I know, I know, we just keep going on about surf and turf camp. Why? Let us show you why – take a look at IndoJax’s video below – while it goes specifically into the surf day of camp – and how magical that camp was, surfing was just a part of that magic. Heck, horses were just a part of that magic. The whole magic unfolded for a number of important reasons. I could list them, but here are words from a mom – the real heros of this story:
“The most incredible feature of the camp was the underlying spirit of caring, helping, community, and generosity that surrounded us during the 3 days. We were all part of something much bigger than we could describe or see. We all shared a common goal of reaching past what seems possible to accomplish with our children, and extend ourselves into an unknown territory of “”what if”" and “”maybe”" and hope. There is a phrase that “”it takes a village to raise a child”", but finding that village can be difficult in today’s world. I felt that it was really there during those 3 days.
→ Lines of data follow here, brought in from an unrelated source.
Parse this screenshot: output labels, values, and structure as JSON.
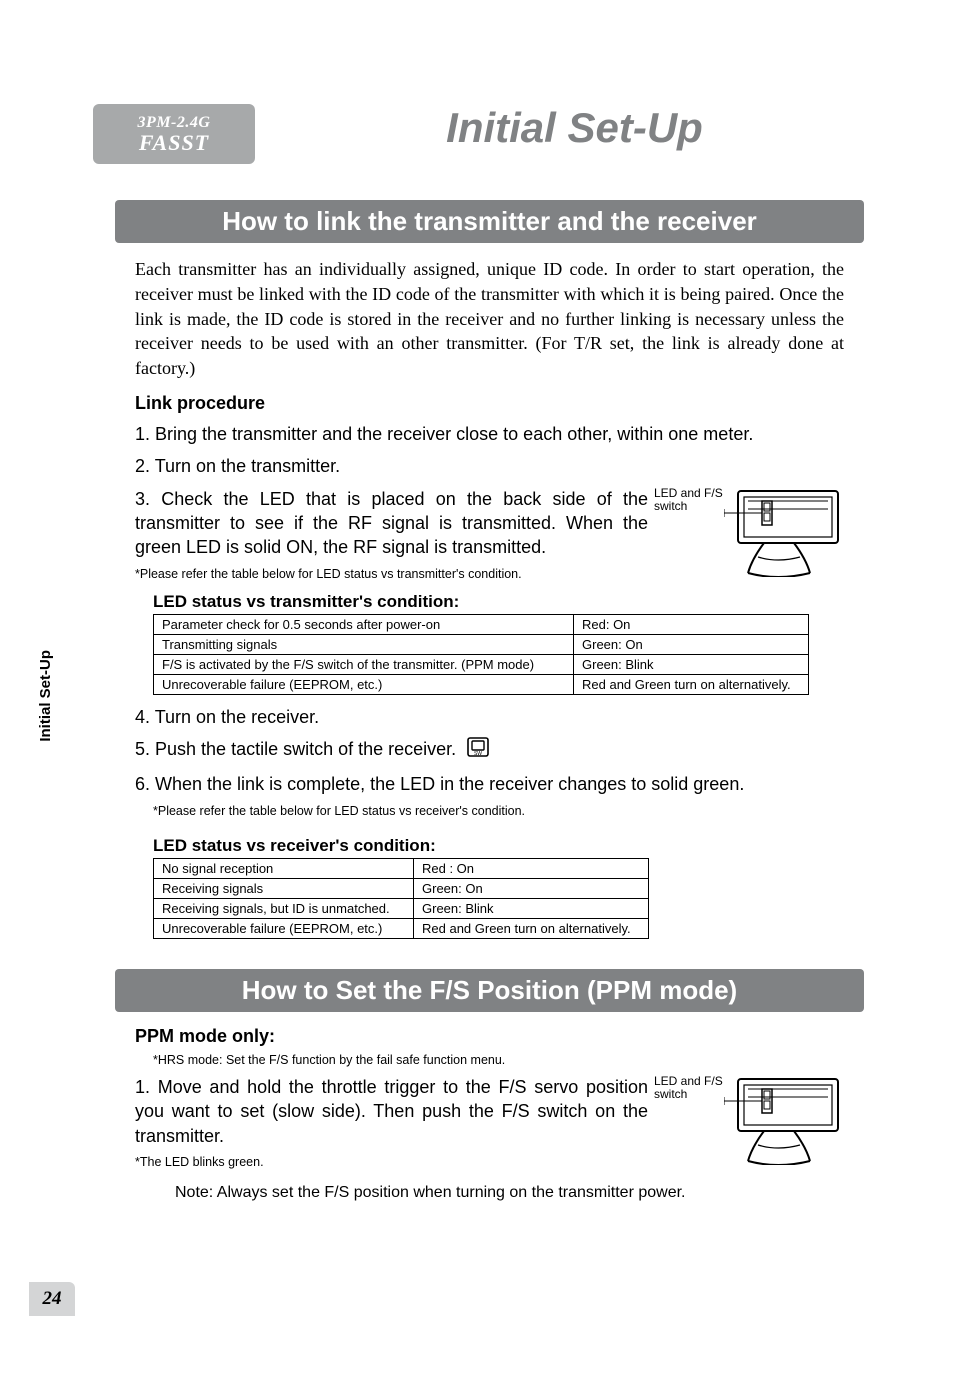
{
  "badge": {
    "top": "3PM-2.4G",
    "bot": "FASST"
  },
  "page_title": "Initial Set-Up",
  "side_tab": "Initial Set-Up",
  "page_number": "24",
  "section1": {
    "bar": "How to link the transmitter and the receiver",
    "intro": "Each transmitter has an individually assigned, unique ID code. In order to start operation, the receiver must be linked with the ID code of the transmitter with which it is being paired. Once the link is made, the ID code is stored in the receiver and no further linking is necessary unless the receiver needs to be used with an other transmitter. (For T/R set, the link is already done at factory.)",
    "link_procedure": "Link procedure",
    "steps": {
      "s1": "1. Bring the transmitter and the receiver close to each other, within one meter.",
      "s2": "2. Turn on the transmitter.",
      "s3": "3. Check the LED that is placed on the back side of the transmitter to see if the RF signal is transmitted. When the green LED is solid ON, the RF signal is transmitted.",
      "s3note": "*Please refer the table below for LED status vs transmitter's condition.",
      "s4": "4. Turn on the receiver.",
      "s5": "5. Push the tactile switch of the receiver.",
      "s6": "6. When the link is complete, the LED in the receiver changes to solid green.",
      "s6note": "*Please refer the table below for LED status vs receiver's condition."
    },
    "fig_label": "LED and F/S switch",
    "tx_table_title": "LED status vs transmitter's condition:",
    "tx_rows": [
      [
        "Parameter check for 0.5 seconds after power-on",
        "Red: On"
      ],
      [
        "Transmitting signals",
        "Green: On"
      ],
      [
        "F/S is activated by the F/S switch of the transmitter. (PPM mode)",
        "Green: Blink"
      ],
      [
        "Unrecoverable failure (EEPROM, etc.)",
        "Red and Green turn on alternatively."
      ]
    ],
    "rx_table_title": "LED status vs receiver's condition:",
    "rx_rows": [
      [
        "No signal reception",
        "Red : On"
      ],
      [
        "Receiving signals",
        "Green: On"
      ],
      [
        "Receiving signals, but ID is unmatched.",
        "Green: Blink"
      ],
      [
        "Unrecoverable failure (EEPROM, etc.)",
        "Red and Green turn on alternatively."
      ]
    ]
  },
  "section2": {
    "bar": "How to Set the F/S Position (PPM mode)",
    "sub": "PPM mode only:",
    "subnote": "*HRS mode: Set the F/S function by the fail safe function menu.",
    "step1": "1. Move and hold the throttle trigger to the F/S servo position you want to set (slow side). Then push the F/S switch on the transmitter.",
    "step1note": "*The LED blinks green.",
    "fig_label": "LED and F/S switch",
    "note": "Note: Always set the F/S position when turning on the transmitter power."
  }
}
I was amazed at how all the volunteers (surfing, camping, horse riding) were so engaging with the kids, and how willing they were to play with the kids. This gave me a huge break from constant childcare, which translates into a huge decline in stress level. It was 3 days of respite for me.
I personally liked the small group of campers better than a large group. My child doesn’t like large groups with lots of noise and confusion, so the smaller group was perfect for us. It also allows for him not to feel as “”lost”" as he often does in a big group.
Camping was great. But then, we love camping. Being in nature is so very healing and renewing for us. It was great it was near to home too.
Having an SNK can be so exhausting and lonely, that it truly seemed like a miracle to have so many volunteers willing and wanting to help. I cried when I saw 5 people around the surf board with my son, all helping him and encouraging him. I don’t know if I’ve ever been blessed with such extravagence of generosity of community…. just in the simple act of helping.
My child likes sensory stimulation of waves in the ocean, so the surfing was a great extension of that. He has been SOO proud of learning to do a sport that most of his friends don’t do. Like many other kids on the spectrum, he has difficulty with team sports, and is left out of most of those. So the surfing and horsebackriding were great.
I liked that the camp didn’t pressure the kids to ride or surf. My son likes to watch most everything first, and observe it for a long time before he participates. Those hours when he isn’t surfing or riding, or even participating in the music circle aren’t lost on him… he is soaking up so very much. I was actually quite amazed that the surfing instructor and horseback riding instructors had the magic touch to get him out of his comfort zone to try riding and surfing.
The unstructured time was good because it gave the kids time to be themselves and chose activities to play. The swords worked out great!!
Probably the number one reason this camp worked for us was that it was for parents and children together. My child won’t do a camp by himself without a parent, and it’s hard to find camps for both parent and child.
I loved the music circle. The person who came to do it was fabulous.
The food was fabulous, and just knowing that it came from such a wonderful restaurant was amazing.
After we got home, my child did some things in the next week that I’ve rarely seen him do before, mostly that involved getting out of his shell. The camp did wonders for his self-esteem and self-confidence — just being accepted, welcomed, and built up by so many genuinely caring volunteers was invaluable and unmeasurable. For me, the camp was a much needed respite, and encouragement. I learn more from other parents of SNKs than I ever learn from our MDs or books, so being able to have time to meet other parents and get to know them was wonderful. For me, having an SNK has been so lonely and difficult, and just being given the opportunity to participate in something so generous felt like a miracle.”